Polish our ‘jewel in the crown’

make city shine, says developer
make city shine, says developer

Dale Alcock, a former bricklayer from Kellerberrin in the Wheatbelt, is among WA’s most successful homebuilders and a leading employer of apprentices.

He was the guest speaker at the City of Stirling’s Mayoral Business Breakfast last week.

Mr Alcock discussed his affinity with the City of Stirling and how although he lives in the western suburbs, 15 of his 21 businesses are within the City of Stirling.

‘Increasingly, the City of Stirling is central,’ Mr Alcock said.

‘It is easily accessible. I think as Perth grows, the City of Stirling really does look central to the City of Perth.

However, he expressed how Herdsman needed a ‘dusting off’.

‘It is a jewel in the crown of the City of Stirling. I think there needs to be some reinvesting and focus in that and truly make it shine for what it is and that is an outstanding office precinct.’

The developer then went on to acknowledge the City of Stirling’s approach to residential development.

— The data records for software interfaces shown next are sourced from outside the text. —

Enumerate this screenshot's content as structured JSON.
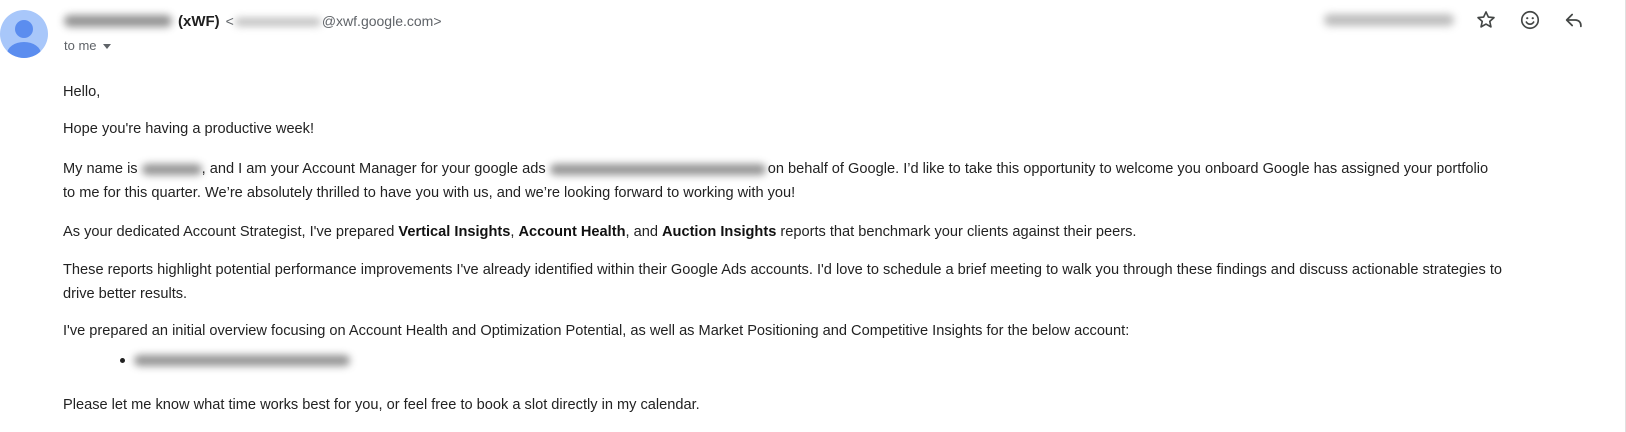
{
  "header": {
    "sender_tag": "(xWF)",
    "sender_email_domain": "@xwf.google.com>",
    "address_open": "<",
    "recipient_label": "to me"
  },
  "toolbar": {
    "icons": [
      "star-icon",
      "emoji-icon",
      "reply-icon"
    ]
  },
  "body": {
    "greeting": "Hello,",
    "hope": "Hope you're having a productive week!",
    "intro": {
      "part1": "My name is ",
      "part2": ", and I am your Account Manager for your google ads ",
      "part3": "on behalf of Google. I’d like to take this opportunity to welcome you onboard Google has assigned your portfolio",
      "part4": "to me for this quarter. We’re absolutely thrilled to have you with us, and we’re looking forward to working with you!"
    },
    "strategist": {
      "part1": "As your dedicated Account Strategist, I've prepared ",
      "bold1": "Vertical Insights",
      "sep1": ", ",
      "bold2": "Account Health",
      "sep2": ", and ",
      "bold3": "Auction Insights",
      "part2": " reports that benchmark your clients against their peers."
    },
    "reports": "These reports highlight potential performance improvements I've already identified within their Google Ads accounts. I'd love to schedule a brief meeting to walk you through these findings and discuss actionable strategies to drive better results.",
    "overview": "I've prepared an initial overview focusing on Account Health and Optimization Potential, as well as Market Positioning and Competitive Insights for the below account:",
    "closing": "Please let me know what time works best for you, or feel free to book a slot directly in my calendar."
  },
  "colors": {
    "avatar_bg": "#a8c7fa",
    "avatar_fg": "#5b8def",
    "text": "#222222",
    "muted": "#5f6368"
  }
}
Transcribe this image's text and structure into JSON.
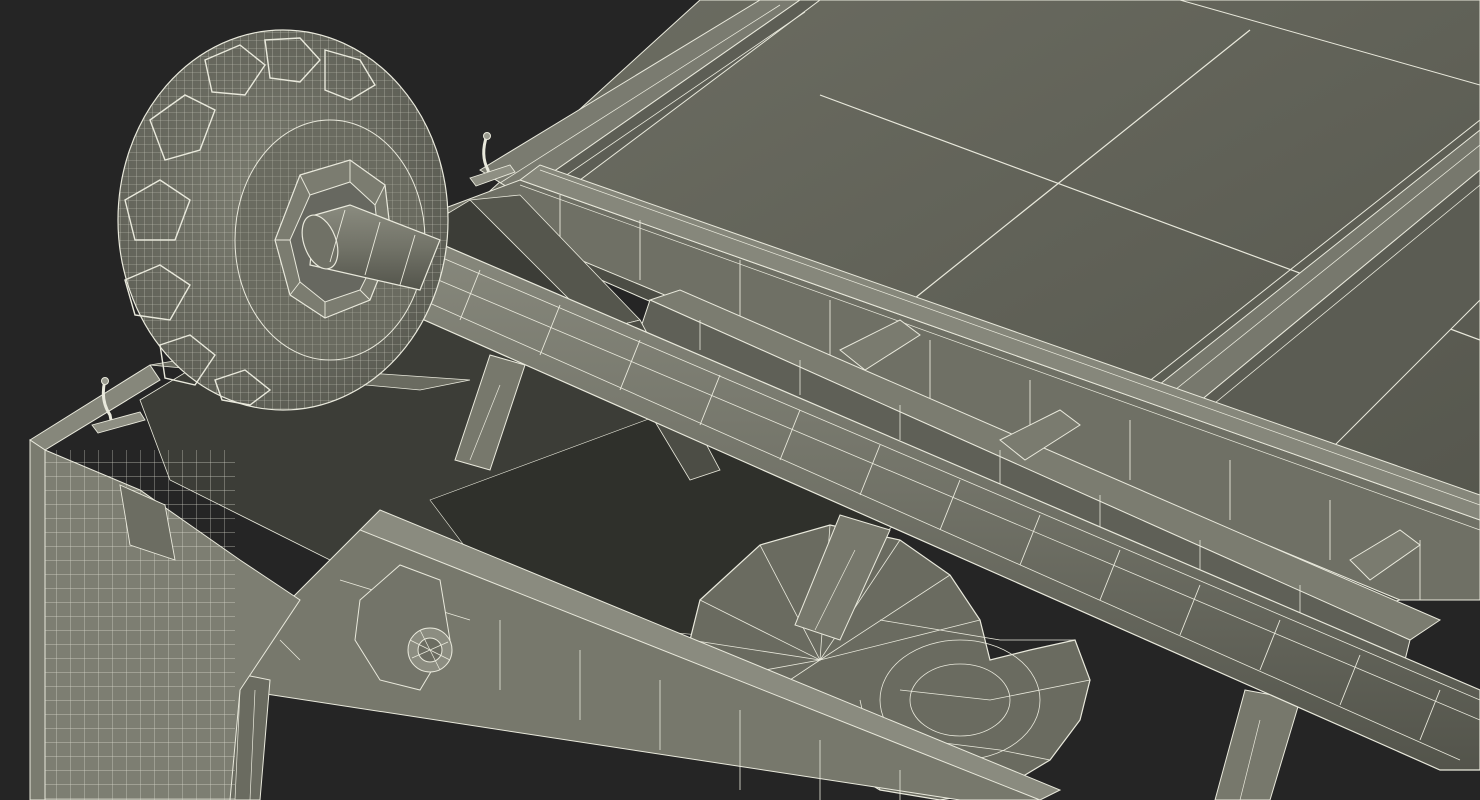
{
  "scene": {
    "subject": "",
    "colors": {
      "background": "#252525",
      "mesh_fill_light": "#7a7a6e",
      "mesh_fill_mid": "#66675c",
      "mesh_fill_dark": "#4a4b43",
      "mesh_fill_deep": "#3a3b35",
      "wire": "#e9e9dc"
    }
  }
}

‘If you look at residential development within the City of Stirling, a lot of the higher density is already here,

‘A lot of the arguments we are having in other authorities, have already occurred in the City and hence we have done a lot of building work within this jurisdiction.’

He congratulated Mayor Giovanni Italiano and Stirling staff for their forward thinking about its new economic tourism and development strategy and online building application initiative, but then asked why other bureaucracies had not adopted the same approach.

Mr Alcock said developers should be seen as major clients of bureaucracies, not as adversaries and a ‘can-do approach’ needed to be adopted.

He explained that he was unashamedly a local government reform advocate and expressed his frustration in dealing with the rules and regulations of 39 individual councils because of a lack of uniformity. ‘Industry is log-jammed,’ Mr Alcock said.

Outside the breakfast, Mr Alcock told the Times it was difficult to see any developmental progress in the western suburbs, mostly because of a noisy minority of individuals.

‘Why couldn’t Stirling Highway be a fantastic boulevard with density?’

He also said offering more affordable housing options in the western suburbs would mean older people could downsize, a more diverse cultural and economic mix of people could move in and generations of families could live in the same suburbs.

‘Different demographics could be brought into some of the mono-cultured, expensive suburbs,’ he said.

‘They (western suburbs) shouldn’t be elitist, but an eclectic mix.

‘If something is possible, let’s look at it with an open mind. As Australians we think we are cool and relaxed, but many of us are actually selfish.’

He said that the cities we travel to and adore are the ones that are diverse and do not comprise a mono-culture.